Disgruntled or upset family members can legitimately make a claim against an estate of a family member in circumstances where the relationship has completely broken down and the claimant was not provided for in the family member’s Will. The resulting litigation can be stressful, time consuming and deeply upsetting for all parties who are required to provide personal details to the Supreme Court of New South Wales regarding the family’s relationships and financial circumstances. The Claimants may not have spoken to the deceased for a number of years, however if they are the spouse of the deceased, the child of the deceased, a de facto partner living with the deceased at the date of death, a former spouse, a person who was wholly or partly dependent on the deceased, a member of the deceased’s household or a person the deceased was living in a close personal relationship with at the date of death, they may be eligible to lodge a claim.
The Court will consider the relative financial positions of the different claimants and the entirety of the relationship between the parties. If the claimant requires financial assistance, the Court may find in their favour despite a poor relationship with the deceased in the years before the family member died.

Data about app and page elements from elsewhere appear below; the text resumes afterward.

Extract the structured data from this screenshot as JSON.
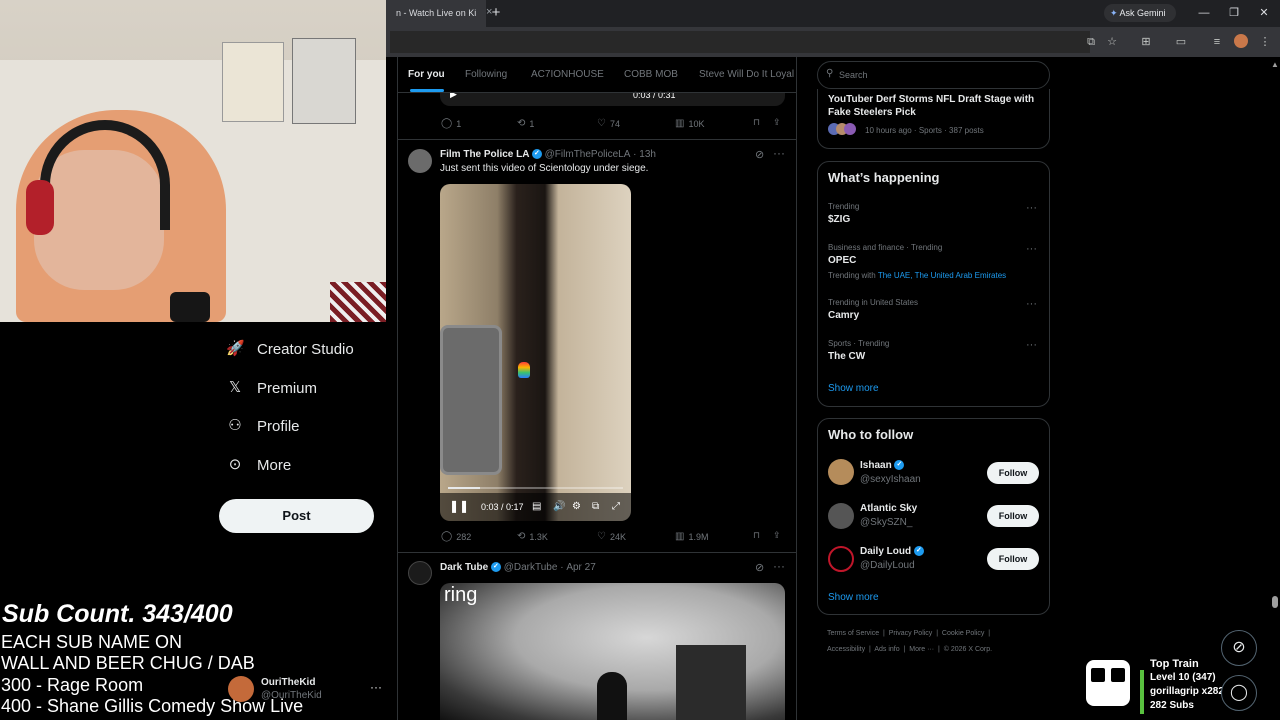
{
  "browser": {
    "tab_title": "n - Watch Live on Ki",
    "tab_close": "×",
    "new_tab": "+",
    "ask_gemini": "Ask Gemini",
    "window_controls": [
      "—",
      "❐",
      "✕"
    ]
  },
  "left_nav": {
    "items": [
      {
        "label": "Creator Studio",
        "icon": "rocket-icon",
        "glyph": "🚀"
      },
      {
        "label": "Premium",
        "icon": "x-logo-icon",
        "glyph": "𝕏"
      },
      {
        "label": "Profile",
        "icon": "person-icon",
        "glyph": "⚇"
      },
      {
        "label": "More",
        "icon": "more-circle-icon",
        "glyph": "⊙"
      }
    ],
    "post_button": "Post",
    "account": {
      "name": "OuriTheKid",
      "handle": "@OuriTheKid",
      "more": "···"
    }
  },
  "stream_overlay": {
    "sub_count": "Sub Count. 343/400",
    "goals": [
      "EACH SUB NAME ON",
      "WALL AND BEER CHUG / DAB",
      "300 - Rage Room",
      "400 - Shane Gillis Comedy Show Live"
    ],
    "top_train": {
      "title": "Top Train",
      "level": "Level 10  (347)",
      "user": "gorillagrip x282",
      "subs": "282 Subs"
    }
  },
  "feed": {
    "tabs": [
      "For you",
      "Following",
      "AC7IONHOUSE",
      "COBB MOB",
      "Steve Will Do It Loyal"
    ],
    "active_tab": "For you",
    "prev_tweet": {
      "video_time": "0:03 / 0:31",
      "replies": "1",
      "reposts": "1",
      "likes": "74",
      "views": "10K"
    },
    "tweets": [
      {
        "name": "Film The Police LA",
        "handle": "@FilmThePoliceLA",
        "time": "13h",
        "text": "Just sent this video of Scientology under siege.",
        "video_time": "0:03 / 0:17",
        "video_progress": 0.18,
        "replies": "282",
        "reposts": "1.3K",
        "likes": "24K",
        "views": "1.9M"
      },
      {
        "name": "Dark Tube",
        "handle": "@DarkTube",
        "time": "Apr 27",
        "media_label": "ring"
      }
    ]
  },
  "sidebar": {
    "search_placeholder": "Search",
    "news": {
      "title": "YouTuber Derf Storms NFL Draft Stage with Fake Steelers Pick",
      "meta": "10 hours ago · Sports · 387 posts"
    },
    "whats_happening": {
      "title": "What’s happening",
      "trends": [
        {
          "context": "Trending",
          "name": "$ZIG",
          "extra": ""
        },
        {
          "context": "Business and finance · Trending",
          "name": "OPEC",
          "extra_prefix": "Trending with",
          "extra": "The UAE, The United Arab Emirates"
        },
        {
          "context": "Trending in United States",
          "name": "Camry",
          "extra": ""
        },
        {
          "context": "Sports · Trending",
          "name": "The CW",
          "extra": ""
        }
      ],
      "show_more": "Show more"
    },
    "who_to_follow": {
      "title": "Who to follow",
      "accounts": [
        {
          "name": "Ishaan",
          "handle": "@sexyIshaan",
          "verified": true
        },
        {
          "name": "Atlantic Sky",
          "handle": "@SkySZN_",
          "verified": false
        },
        {
          "name": "Daily Loud",
          "handle": "@DailyLoud",
          "verified": true
        }
      ],
      "follow_label": "Follow",
      "show_more": "Show more"
    },
    "footer": {
      "row1": [
        "Terms of Service",
        "Privacy Policy",
        "Cookie Policy"
      ],
      "row2": [
        "Accessibility",
        "Ads info",
        "More ···",
        "© 2026 X Corp."
      ]
    }
  }
}
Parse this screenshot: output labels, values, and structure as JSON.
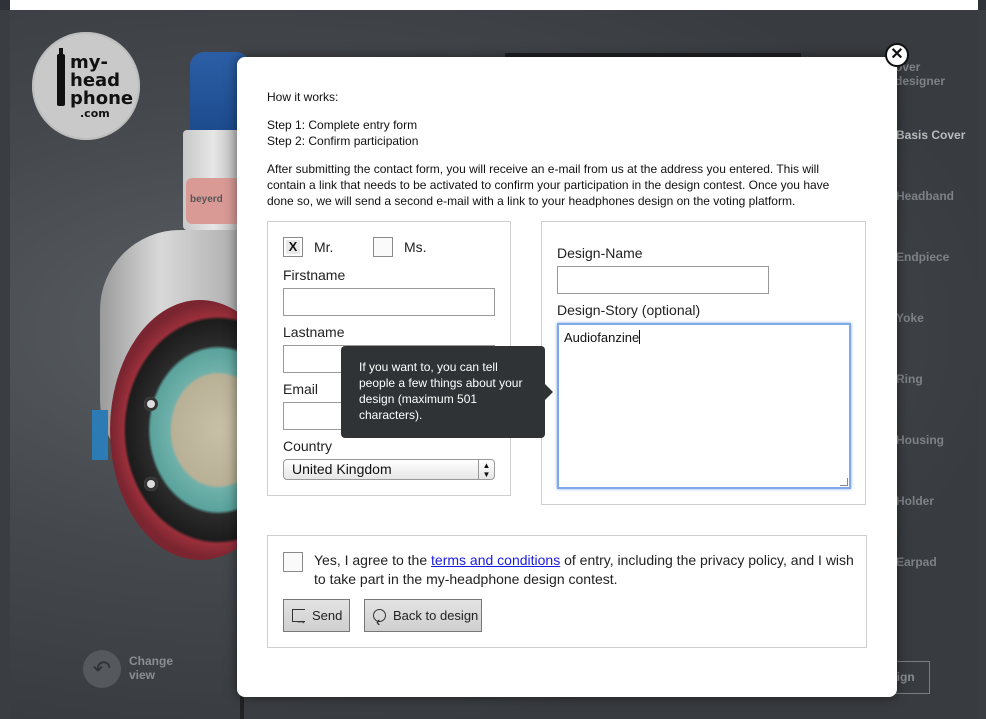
{
  "logo": {
    "line1": "my-",
    "line2": "head",
    "line3": "phone",
    "line4": ".com"
  },
  "headphone": {
    "brand_label": "beyerd"
  },
  "change_view": {
    "icon": "undo-arrow-icon",
    "label": "Change view"
  },
  "menu": {
    "items": [
      {
        "label": "over designer"
      },
      {
        "label": "Basis Cover",
        "active": true
      },
      {
        "label": "Headband"
      },
      {
        "label": "Endpiece"
      },
      {
        "label": "Yoke"
      },
      {
        "label": "Ring"
      },
      {
        "label": "Housing"
      },
      {
        "label": "Holder"
      },
      {
        "label": "Earpad"
      }
    ],
    "design_button": "sign"
  },
  "modal": {
    "close_icon": "close-x-icon",
    "close_glyph": "✕",
    "how_it_works": "How it works:",
    "step1": "Step 1: Complete entry form",
    "step2": "Step 2: Confirm participation",
    "description": "After submitting the contact form, you will receive an e-mail from us at the address you entered. This will contain a link that needs to be activated to confirm your participation in the design contest. Once you have done so, we will send a second e-mail with a link to your headphones design on the voting platform.",
    "salutation": {
      "mr_label": "Mr.",
      "mr_checked": true,
      "mr_mark": "X",
      "ms_label": "Ms.",
      "ms_checked": false
    },
    "firstname": {
      "label": "Firstname",
      "value": ""
    },
    "lastname": {
      "label": "Lastname",
      "value": ""
    },
    "email": {
      "label": "Email",
      "value": ""
    },
    "country": {
      "label": "Country",
      "value": "United Kingdom"
    },
    "design_name": {
      "label": "Design-Name",
      "value": ""
    },
    "design_story": {
      "label": "Design-Story (optional)",
      "value": "Audiofanzine"
    },
    "tooltip": "If you want to, you can tell people a few things about your design (maximum 501 characters).",
    "agree": {
      "before": "Yes, I agree to the ",
      "link": "terms and conditions",
      "after": " of entry, including the privacy policy, and I wish to take part in the my-headphone design contest.",
      "checked": false
    },
    "send_button": "Send",
    "back_button": "Back to design"
  }
}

Our advice to those wishing to put their affairs in order or consider the potential impacts of a family dispute after their death is:
- communicate your intentions clearly with all family members who may feel entitled to make a claim on your estate;
- formalise your intentions in a Will drawn by a solicitor;
- consider binding superannuation nominations and a succession plan for any positions you hold in a family company;
- inform family members of any gifts you intend to make which they may find surprising, unusual or unfair; and
- seek specific advice from your solicitor if your affairs are complex or if there is a family dispute on foot which you suspect may create issues between your loved ones after you are gone.
For further advice please contact Caitilin Watson.